By: Connor Mabon – Opinions Editor
The clock on my car’s dashboard had just turned 6 p.m. when I pulled into my garage back home in Pittsburgh. For many of us, this means it’s dinner time.
Weary-eyed and ravenous, I quickly swung the basement door open without even removing my bags from the trunk. After several hours of staring down the mesmerizing highway, I needed to switch gears to a relaxed state.
As I walked through the door I was taken aback by the smell of something so familiar, so comforting that I felt my empty tank had started to refuel.
The scent causing my mind to relax and stomach to rumble was coming from a large pot sitting on the stove top.

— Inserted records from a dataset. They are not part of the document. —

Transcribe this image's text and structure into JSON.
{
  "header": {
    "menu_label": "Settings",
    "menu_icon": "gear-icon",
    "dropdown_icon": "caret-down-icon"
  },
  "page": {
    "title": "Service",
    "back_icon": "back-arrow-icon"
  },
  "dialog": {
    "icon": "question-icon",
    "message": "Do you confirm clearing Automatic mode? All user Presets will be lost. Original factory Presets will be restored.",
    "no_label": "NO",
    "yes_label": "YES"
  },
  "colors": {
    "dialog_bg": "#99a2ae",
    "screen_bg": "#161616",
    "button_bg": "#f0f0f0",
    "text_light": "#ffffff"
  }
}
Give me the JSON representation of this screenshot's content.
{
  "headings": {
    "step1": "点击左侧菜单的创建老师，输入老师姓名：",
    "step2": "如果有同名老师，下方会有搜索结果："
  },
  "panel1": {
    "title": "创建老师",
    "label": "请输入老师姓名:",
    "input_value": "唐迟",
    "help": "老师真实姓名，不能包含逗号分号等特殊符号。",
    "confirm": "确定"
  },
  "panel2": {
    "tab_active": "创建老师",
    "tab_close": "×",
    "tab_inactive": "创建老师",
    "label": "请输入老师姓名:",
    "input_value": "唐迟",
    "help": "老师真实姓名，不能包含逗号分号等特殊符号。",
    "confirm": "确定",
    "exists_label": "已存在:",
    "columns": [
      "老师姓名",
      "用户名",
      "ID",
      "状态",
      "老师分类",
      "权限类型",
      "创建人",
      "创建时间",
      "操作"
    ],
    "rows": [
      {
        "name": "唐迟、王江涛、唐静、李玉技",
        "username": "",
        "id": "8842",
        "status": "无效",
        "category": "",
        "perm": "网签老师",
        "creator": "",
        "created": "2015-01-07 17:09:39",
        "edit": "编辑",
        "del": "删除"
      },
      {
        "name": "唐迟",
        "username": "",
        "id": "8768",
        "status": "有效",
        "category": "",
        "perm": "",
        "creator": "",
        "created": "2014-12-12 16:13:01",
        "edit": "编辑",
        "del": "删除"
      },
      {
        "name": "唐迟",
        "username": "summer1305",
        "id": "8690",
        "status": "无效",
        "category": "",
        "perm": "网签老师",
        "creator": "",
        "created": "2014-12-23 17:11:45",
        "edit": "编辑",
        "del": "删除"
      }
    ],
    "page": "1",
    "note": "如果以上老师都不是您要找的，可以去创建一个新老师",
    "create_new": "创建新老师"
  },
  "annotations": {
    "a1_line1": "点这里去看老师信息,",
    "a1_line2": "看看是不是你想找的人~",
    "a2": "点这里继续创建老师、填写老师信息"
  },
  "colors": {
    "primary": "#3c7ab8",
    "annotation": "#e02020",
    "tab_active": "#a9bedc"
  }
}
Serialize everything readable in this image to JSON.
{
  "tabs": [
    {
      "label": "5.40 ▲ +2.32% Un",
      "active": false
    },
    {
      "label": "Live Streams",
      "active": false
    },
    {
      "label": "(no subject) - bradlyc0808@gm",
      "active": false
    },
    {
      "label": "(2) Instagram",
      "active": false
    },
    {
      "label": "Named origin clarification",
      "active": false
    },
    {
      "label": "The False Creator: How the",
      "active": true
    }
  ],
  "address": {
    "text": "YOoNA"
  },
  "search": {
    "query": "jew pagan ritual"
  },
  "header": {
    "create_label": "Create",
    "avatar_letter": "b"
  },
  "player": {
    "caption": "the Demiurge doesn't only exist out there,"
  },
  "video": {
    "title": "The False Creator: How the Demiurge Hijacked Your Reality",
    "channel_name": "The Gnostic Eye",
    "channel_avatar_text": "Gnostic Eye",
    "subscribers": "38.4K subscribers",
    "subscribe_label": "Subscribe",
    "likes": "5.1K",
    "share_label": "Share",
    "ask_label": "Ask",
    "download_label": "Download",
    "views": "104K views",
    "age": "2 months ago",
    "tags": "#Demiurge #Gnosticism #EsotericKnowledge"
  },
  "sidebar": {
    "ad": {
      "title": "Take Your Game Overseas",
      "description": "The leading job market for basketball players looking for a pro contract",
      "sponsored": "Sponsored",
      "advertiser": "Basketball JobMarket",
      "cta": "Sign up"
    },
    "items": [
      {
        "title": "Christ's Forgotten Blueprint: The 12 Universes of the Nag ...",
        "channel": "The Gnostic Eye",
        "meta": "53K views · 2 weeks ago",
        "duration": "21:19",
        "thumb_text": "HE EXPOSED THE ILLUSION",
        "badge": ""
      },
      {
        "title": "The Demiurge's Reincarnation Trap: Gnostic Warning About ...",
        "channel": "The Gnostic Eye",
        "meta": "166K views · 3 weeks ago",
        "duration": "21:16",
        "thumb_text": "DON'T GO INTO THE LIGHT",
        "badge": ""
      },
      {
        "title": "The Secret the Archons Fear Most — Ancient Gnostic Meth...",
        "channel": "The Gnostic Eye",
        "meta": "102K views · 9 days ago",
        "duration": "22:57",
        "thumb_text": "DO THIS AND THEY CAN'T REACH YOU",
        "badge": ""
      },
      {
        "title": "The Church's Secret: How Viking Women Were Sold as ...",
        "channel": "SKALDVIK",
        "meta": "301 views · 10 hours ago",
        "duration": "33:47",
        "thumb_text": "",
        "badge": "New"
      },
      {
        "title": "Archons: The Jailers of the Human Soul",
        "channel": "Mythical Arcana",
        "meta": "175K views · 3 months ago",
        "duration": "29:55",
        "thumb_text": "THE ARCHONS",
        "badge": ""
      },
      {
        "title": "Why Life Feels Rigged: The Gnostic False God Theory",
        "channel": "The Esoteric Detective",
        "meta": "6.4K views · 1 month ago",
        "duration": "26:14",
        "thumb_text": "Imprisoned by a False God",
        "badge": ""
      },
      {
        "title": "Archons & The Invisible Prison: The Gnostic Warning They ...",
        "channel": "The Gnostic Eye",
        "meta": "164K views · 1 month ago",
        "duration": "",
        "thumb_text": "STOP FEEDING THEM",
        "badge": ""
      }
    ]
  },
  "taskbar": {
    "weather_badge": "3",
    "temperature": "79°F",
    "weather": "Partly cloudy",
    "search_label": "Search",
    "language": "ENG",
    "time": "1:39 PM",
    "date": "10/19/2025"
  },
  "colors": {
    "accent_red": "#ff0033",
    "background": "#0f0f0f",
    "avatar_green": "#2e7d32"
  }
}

Simmering away was warm liquid goodness filled with chicken, carrots, onion, garlic, celery and pastina (little pasta in Italian).
This simple pleasure set the tone for the rest of what was my last, and best, midterm break.
Though I spent most of my time trying new restaurants and bars around my hometown, I still made sure I was able to catch up on all things life with my family. It’s amazing how innocent conversations can reveal so much truth and wisdom about ways to interpret and deal with the events we experience.
American writer William Ellery Channing once said “home is the chief school of human virtues.” I truly believe this has meaning behind it. Just think of how much we learn from our family members about the good things life has to offer and how to deal with all of its harsh realities.
Think back to all the times in our youth when we were corrected by our parents for being impolite or disrespectful to others, even though little Johnny Jagoff threw a toy at you after sharing it with him. Think back to the times when you felt lost and confused about why bad things have to happen to good people. Where was it that we learned how to cope with all the challenges thrown our way? I’d say it was within the confines of our own homes.
Being home during a time in our lives when we’re suppose to be out and about all the time doing who knows what teaches us to appreciate what we have and ones who love us.
School serves its purpose for a certain kind of education and for socializing with others, but there’s something special about what happens in the home that rejuvenates someone like a worn out senior who’s ready to tackle bigger challenges. I reveled in all the great food and good company that surrounded me because I know after losing my father that it’s so important for us to appreciate the small things like having innocent conversations with family members
Don’t get me wrong, I love the UD way of life, but changing your pace is a good way to keep life interesting and enjoyable.
Being away from home presents the opportunity to learn valuable lessons on responsibility and self-discipline, yet there have been times where I, and I’m sure many others, have felt their hearts being tugged toward the place we learned to be tormentor of siblings, and more importantly, ourselves.